- **Problem requirements**:
Among the records, which lines include "comment"? List them.

Excerpts from an interface dataset:
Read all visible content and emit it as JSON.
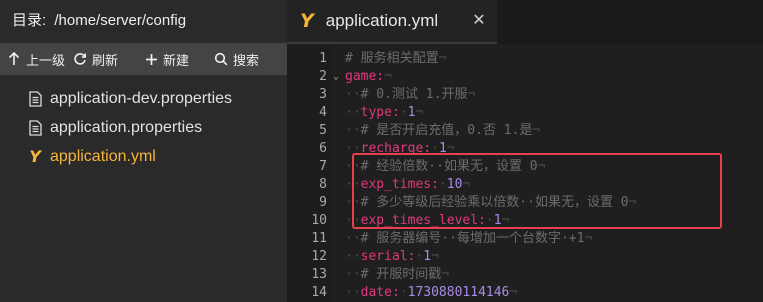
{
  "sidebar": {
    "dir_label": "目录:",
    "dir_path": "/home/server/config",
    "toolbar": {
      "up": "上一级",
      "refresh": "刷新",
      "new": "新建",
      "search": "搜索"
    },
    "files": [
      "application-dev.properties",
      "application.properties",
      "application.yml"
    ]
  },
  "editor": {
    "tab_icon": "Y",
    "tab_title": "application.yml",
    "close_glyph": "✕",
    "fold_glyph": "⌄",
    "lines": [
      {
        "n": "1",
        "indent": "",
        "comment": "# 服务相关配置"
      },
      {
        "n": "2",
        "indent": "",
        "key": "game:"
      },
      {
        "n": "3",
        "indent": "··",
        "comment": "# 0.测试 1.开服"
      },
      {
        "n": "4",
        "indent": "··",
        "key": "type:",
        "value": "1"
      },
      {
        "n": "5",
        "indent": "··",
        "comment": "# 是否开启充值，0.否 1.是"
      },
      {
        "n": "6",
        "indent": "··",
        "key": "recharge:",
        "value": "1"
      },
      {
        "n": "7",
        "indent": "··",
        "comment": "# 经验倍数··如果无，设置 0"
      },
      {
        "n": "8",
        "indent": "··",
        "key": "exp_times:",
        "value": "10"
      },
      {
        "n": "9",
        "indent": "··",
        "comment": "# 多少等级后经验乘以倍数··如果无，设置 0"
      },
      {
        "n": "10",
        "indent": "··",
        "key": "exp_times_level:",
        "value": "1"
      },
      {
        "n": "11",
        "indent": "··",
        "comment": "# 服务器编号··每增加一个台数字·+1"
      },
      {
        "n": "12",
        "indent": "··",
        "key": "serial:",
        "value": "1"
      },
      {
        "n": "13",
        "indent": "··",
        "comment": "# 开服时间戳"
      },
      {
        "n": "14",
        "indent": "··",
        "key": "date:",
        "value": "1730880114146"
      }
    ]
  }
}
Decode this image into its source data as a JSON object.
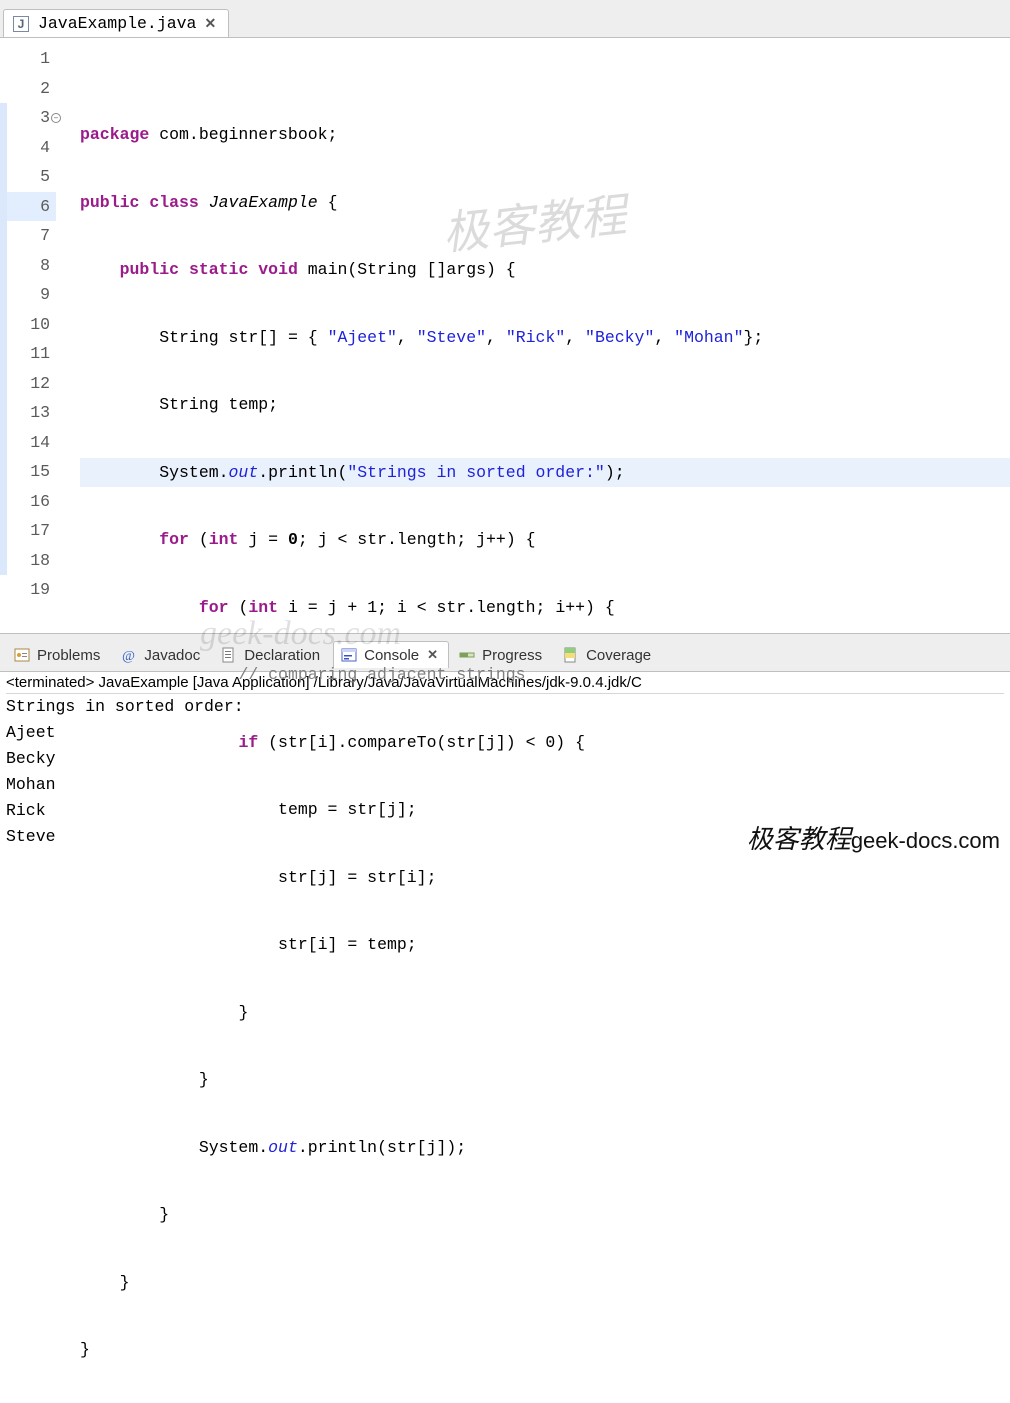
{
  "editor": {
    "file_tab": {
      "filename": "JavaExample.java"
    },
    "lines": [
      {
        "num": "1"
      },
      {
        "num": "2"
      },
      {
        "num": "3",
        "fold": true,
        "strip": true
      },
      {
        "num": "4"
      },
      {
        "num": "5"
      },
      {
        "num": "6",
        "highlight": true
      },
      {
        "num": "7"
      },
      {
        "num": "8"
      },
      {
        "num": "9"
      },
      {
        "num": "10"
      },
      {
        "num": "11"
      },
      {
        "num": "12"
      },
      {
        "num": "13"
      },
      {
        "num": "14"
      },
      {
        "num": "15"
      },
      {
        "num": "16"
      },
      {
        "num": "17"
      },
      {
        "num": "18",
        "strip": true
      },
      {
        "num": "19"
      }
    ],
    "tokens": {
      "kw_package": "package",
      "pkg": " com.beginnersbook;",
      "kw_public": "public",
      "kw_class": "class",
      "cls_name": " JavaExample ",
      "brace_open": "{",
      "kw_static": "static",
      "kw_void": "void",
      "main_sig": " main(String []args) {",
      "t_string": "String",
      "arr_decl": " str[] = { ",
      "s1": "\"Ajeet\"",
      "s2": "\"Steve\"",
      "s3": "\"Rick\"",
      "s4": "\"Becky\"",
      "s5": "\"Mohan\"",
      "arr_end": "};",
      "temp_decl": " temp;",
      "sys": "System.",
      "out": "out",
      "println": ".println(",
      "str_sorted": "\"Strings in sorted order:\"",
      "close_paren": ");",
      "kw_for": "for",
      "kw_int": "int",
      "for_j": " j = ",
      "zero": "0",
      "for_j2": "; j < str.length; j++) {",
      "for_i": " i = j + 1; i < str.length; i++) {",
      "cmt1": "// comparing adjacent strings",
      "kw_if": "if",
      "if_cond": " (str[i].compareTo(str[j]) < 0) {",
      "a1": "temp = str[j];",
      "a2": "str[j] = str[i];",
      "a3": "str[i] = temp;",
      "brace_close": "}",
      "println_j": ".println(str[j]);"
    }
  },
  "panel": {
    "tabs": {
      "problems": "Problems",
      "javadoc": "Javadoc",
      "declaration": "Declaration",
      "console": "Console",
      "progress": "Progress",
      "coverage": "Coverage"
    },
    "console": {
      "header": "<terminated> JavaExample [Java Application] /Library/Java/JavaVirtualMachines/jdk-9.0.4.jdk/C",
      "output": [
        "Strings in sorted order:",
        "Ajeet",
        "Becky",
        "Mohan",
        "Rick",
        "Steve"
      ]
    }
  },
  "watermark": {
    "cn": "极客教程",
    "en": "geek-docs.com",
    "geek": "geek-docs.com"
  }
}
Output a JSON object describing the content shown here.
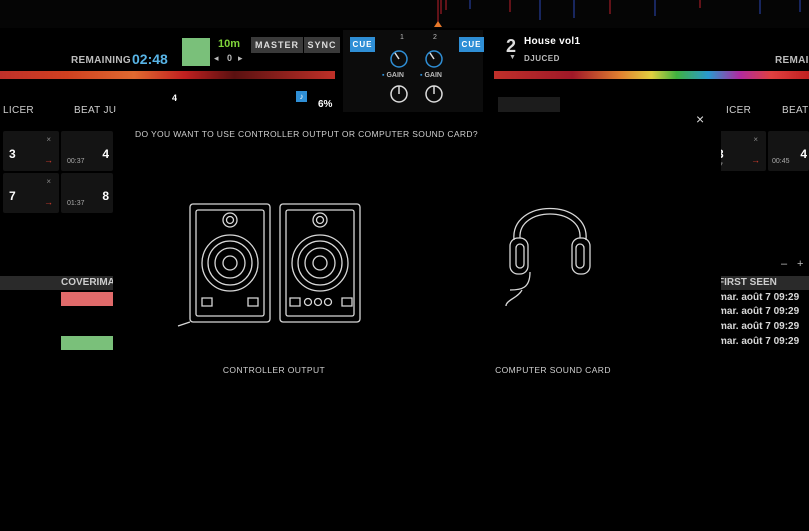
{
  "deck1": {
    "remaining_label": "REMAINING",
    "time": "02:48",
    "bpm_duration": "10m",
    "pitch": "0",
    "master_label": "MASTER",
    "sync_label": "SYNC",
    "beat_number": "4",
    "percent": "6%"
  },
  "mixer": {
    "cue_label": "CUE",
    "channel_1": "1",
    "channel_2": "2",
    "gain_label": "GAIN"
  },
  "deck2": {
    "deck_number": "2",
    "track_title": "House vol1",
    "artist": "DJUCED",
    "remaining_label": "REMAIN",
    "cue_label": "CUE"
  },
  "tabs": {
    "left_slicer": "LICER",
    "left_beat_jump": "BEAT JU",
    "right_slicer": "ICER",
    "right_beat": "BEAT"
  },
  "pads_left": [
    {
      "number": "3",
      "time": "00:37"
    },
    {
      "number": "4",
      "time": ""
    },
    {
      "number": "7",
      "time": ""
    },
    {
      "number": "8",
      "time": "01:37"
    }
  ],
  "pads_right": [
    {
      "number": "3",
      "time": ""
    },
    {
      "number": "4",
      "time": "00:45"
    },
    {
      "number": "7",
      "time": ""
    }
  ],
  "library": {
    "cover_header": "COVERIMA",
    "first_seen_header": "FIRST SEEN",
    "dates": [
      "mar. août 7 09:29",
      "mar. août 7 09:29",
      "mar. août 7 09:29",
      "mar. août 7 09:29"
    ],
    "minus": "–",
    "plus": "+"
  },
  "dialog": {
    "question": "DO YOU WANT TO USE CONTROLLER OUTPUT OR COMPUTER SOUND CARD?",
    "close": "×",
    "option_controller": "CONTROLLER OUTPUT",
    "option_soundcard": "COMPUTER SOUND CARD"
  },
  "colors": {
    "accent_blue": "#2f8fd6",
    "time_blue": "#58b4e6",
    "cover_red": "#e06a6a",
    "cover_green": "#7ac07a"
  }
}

- **Response area**:
        "comment": "# 服务相关配置"
        "comment": "# 0.测试 1.开服"
        "comment": "# 是否开启充值，0.否 1.是"
        "comment": "# 经验倍数··如果无，设置 0"
        "comment": "# 多少等级后经验乘以倍数··如果无，设置 0"
        "comment": "# 服务器编号··每增加一个台数字·+1"
        "comment": "# 开服时间戳"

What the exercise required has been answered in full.